## Task prompt
Write the data out again, character for character, with no images.

START Provided entries

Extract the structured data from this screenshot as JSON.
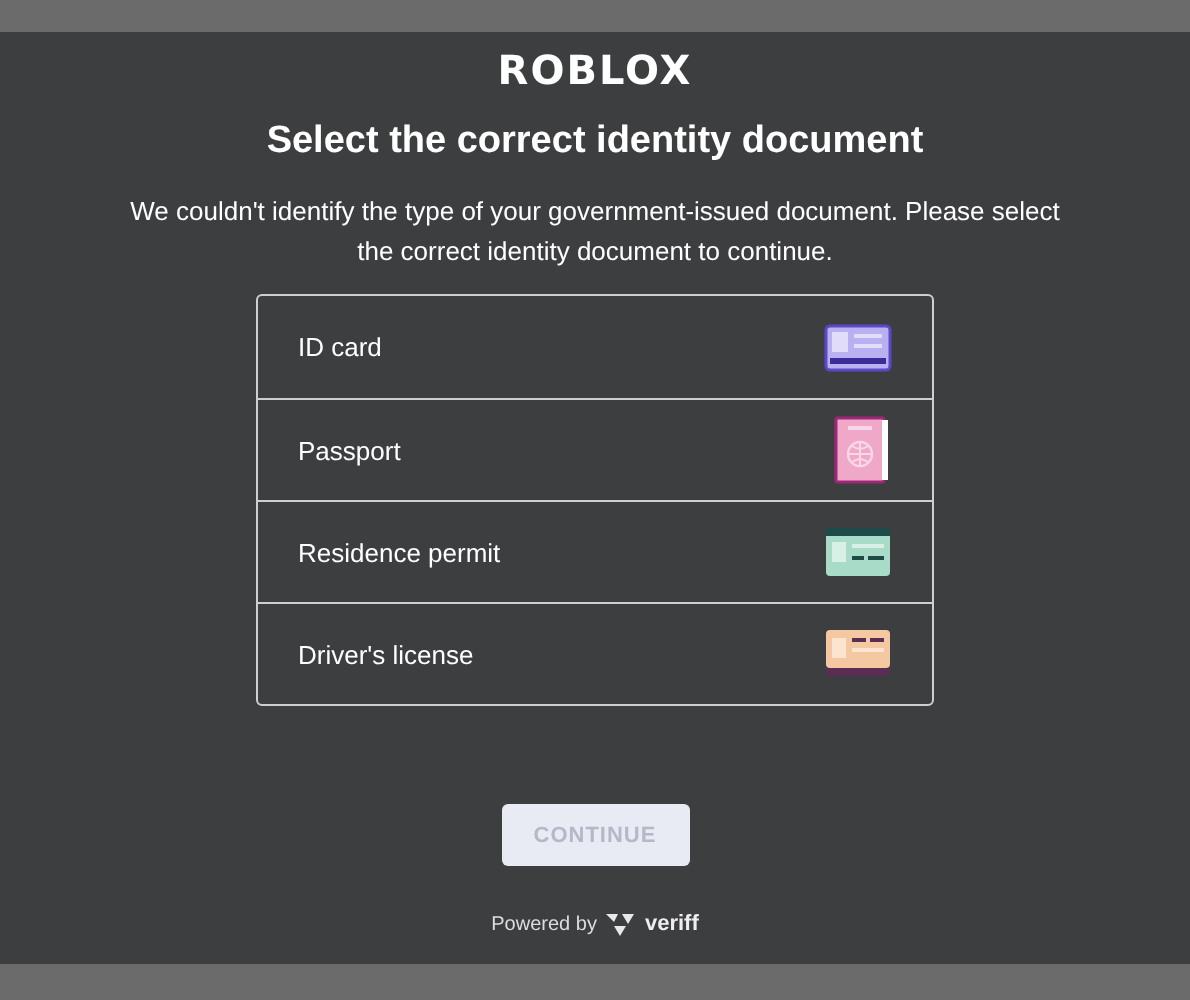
{
  "logo": "ROBLOX",
  "title": "Select the correct identity document",
  "description": "We couldn't identify the type of your government-issued document. Please select the correct identity document to continue.",
  "documents": [
    {
      "label": "ID card",
      "kind": "id"
    },
    {
      "label": "Passport",
      "kind": "passport"
    },
    {
      "label": "Residence permit",
      "kind": "permit"
    },
    {
      "label": "Driver's license",
      "kind": "license"
    }
  ],
  "continue_button": {
    "label": "CONTINUE",
    "disabled": true
  },
  "footer": {
    "text": "Powered by",
    "brand": "veriff"
  }
}
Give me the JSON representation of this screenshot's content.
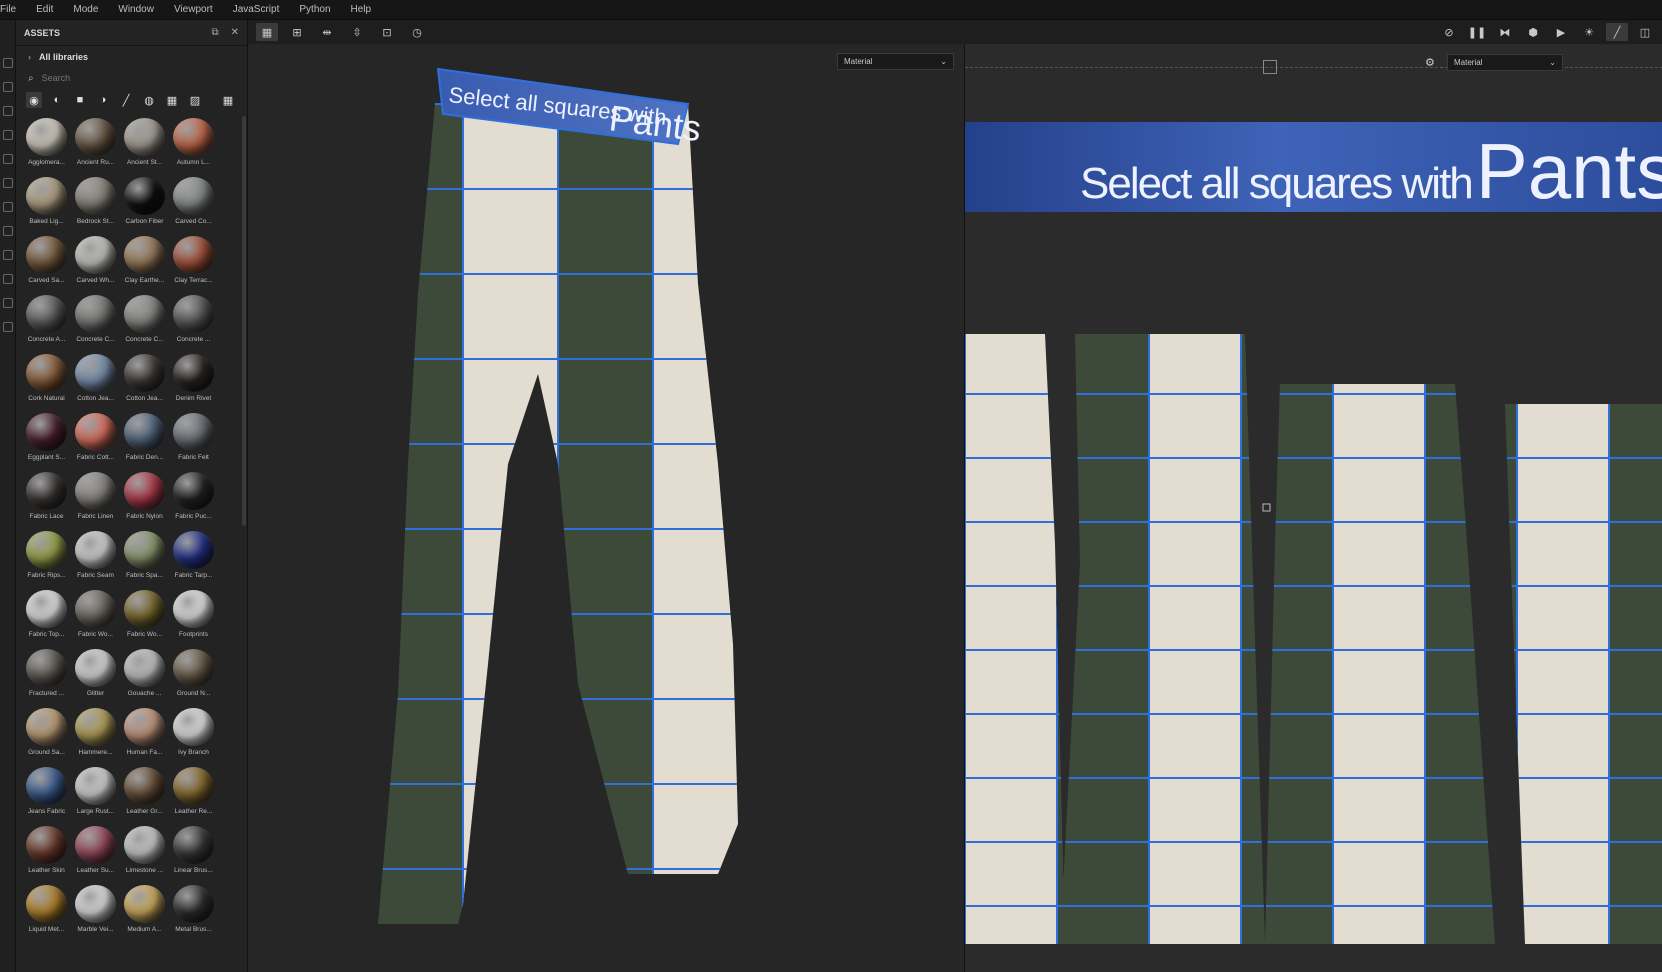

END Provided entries

## Written answer
Extract the structured data from this screenshot as JSON.
{
  "logo": "ROBLOX",
  "title": "Select the correct identity document",
  "description": "We couldn't identify the type of your government-issued document. Please select the correct identity document to continue.",
  "documents": [
    {
      "label": "ID card",
      "kind": "id"
    },
    {
      "label": "Passport",
      "kind": "passport"
    },
    {
      "label": "Residence permit",
      "kind": "permit"
    },
    {
      "label": "Driver's license",
      "kind": "license"
    }
  ],
  "continue_button": {
    "label": "CONTINUE",
    "disabled": true
  },
  "footer": {
    "text": "Powered by",
    "brand": "veriff"
  }
}
Give me the JSON representation of this screenshot's content.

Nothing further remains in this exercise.